According to a study released by GE, titled ‘Flare gas reduction: recent global trends and policy considerations’, five per cent of the world’s natural gas production is wasted by burning or ‘flaring’ unused gas each year – an amount equivalent to 2.4 million barrels of oil per day.
The study says that gas flaring emits 400 million metric tonnes of carbon dioxide (CO2) annually, the same as 77 million automobiles and two per cent of global CO2 emissions from energy sources, without producing useful heat or electricity. Worldwide, billions of cubic metres of natural gas are wasted annually, typically as a by-product of oil extraction, it adds.
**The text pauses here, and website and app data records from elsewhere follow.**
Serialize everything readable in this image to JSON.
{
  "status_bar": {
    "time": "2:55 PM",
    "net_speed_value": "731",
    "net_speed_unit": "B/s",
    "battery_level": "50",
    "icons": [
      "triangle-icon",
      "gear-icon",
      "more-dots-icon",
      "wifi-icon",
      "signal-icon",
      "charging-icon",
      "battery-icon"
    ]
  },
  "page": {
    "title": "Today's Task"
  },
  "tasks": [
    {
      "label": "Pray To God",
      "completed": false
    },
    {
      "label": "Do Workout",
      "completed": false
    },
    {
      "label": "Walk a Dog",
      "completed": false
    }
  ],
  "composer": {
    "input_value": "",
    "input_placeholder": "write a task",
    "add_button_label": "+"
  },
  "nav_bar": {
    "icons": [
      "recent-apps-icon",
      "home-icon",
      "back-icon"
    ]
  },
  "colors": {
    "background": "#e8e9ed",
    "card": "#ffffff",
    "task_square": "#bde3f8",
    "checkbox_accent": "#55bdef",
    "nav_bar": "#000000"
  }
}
The study reports that flaring levels in the Middle East are relatively high, with the amount of gas flared increasing from 17.1 billion cubic metres (Bcm) per year in 2000 to 34.6 Bcm per year in 2008. The CO2 emissions from gas flaring, however, reportedly decreased from 98 million metric tonnes per year in 2004 to 87 million metric tonnes per year in 2008, and the flaring share of energy sector CO2 emissions also decreasing from 7 to 5.1 per cent during the same period.
The report records a notable achievement by Saudi Arabia in managing gas flaring. The Kingdom’s master gas system mega-project, which was online in 1982, today gathers almost 100 Bcm per year and is the world’s largest single hydrocarbon network. It claims that approximately half of the gas supply for the system comes from associated gas that was previously flared.
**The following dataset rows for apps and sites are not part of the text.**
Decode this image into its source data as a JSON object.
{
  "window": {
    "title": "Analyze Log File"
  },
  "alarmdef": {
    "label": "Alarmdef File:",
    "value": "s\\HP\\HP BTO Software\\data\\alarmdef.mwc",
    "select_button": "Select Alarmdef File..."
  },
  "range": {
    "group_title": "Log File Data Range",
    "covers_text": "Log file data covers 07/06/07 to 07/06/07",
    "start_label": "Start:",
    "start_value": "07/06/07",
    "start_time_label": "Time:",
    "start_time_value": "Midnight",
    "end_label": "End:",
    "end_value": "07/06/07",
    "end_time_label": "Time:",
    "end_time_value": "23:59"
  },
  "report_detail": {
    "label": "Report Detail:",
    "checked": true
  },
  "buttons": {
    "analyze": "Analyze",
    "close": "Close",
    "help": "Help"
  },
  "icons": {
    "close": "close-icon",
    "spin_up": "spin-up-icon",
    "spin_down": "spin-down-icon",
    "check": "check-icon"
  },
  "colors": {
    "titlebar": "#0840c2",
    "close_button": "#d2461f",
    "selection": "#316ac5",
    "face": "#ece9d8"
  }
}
Elaborating on the subject, Joe Anis, GE Energy’s President and CEO for the Middle East, said: “The success achieved by Saudi Arabia is one example in the long journey for the Middle East region towards managing gas flaring more effectively, which has long-term environmental and energy sector impact. Eliminating wasteful gas flaring has the potential to be the next big energy and environmental success story, and through better management, the region can benefit not only from direct costs in terms of resource use, but also in social and environmental costs.”
The GE study says that the technologies required for a solution exist today. Depending on the region, these may include power generation, gas re-injection (for enhanced oil recovery, gathering and processing), pipeline development and distributed energy solutions. It believes that nearly $20 billion in wasted natural gas could be used to generate reliable, affordable electricity and yield billions of dollars per year in increased global economic output.
The study highlights the following recommendations to reduce gas flaring:
Strengthen international commitments: The next phase of flare gas eradication requires a coordinated effort from central and regional governments, oil and gas producers, technology providers and the international community. These efforts must include both proper punitive actions and incentives to encourage investment.
Advance local solutions: Local efforts are critical to flare gas reduction. Governments, producers and technology providers across the globe must cooperate to communicate the value of gas, including greater efficiency; highlight the financial benefits associated with gas flaring reduction; secure local government support for monitoring and enforcing flaring regulations; and build capacity that helps local investors and contractors develop, operate and service distributed power generation.
Expand access to financing: Local efforts require capital support, including investments in pipeline, processing and storage, which make it economically efficient to gather and utilise flare gas. Various forms of credit enhancement, including partial risk guarantees, are one option to support investment while policy reforms are under way. Targeted technology funds and carbon partnerships also can facilitate projects, along with carbon financing and expanded eligibility for flare gas reduction within the United Nations Clean Development Mechanism.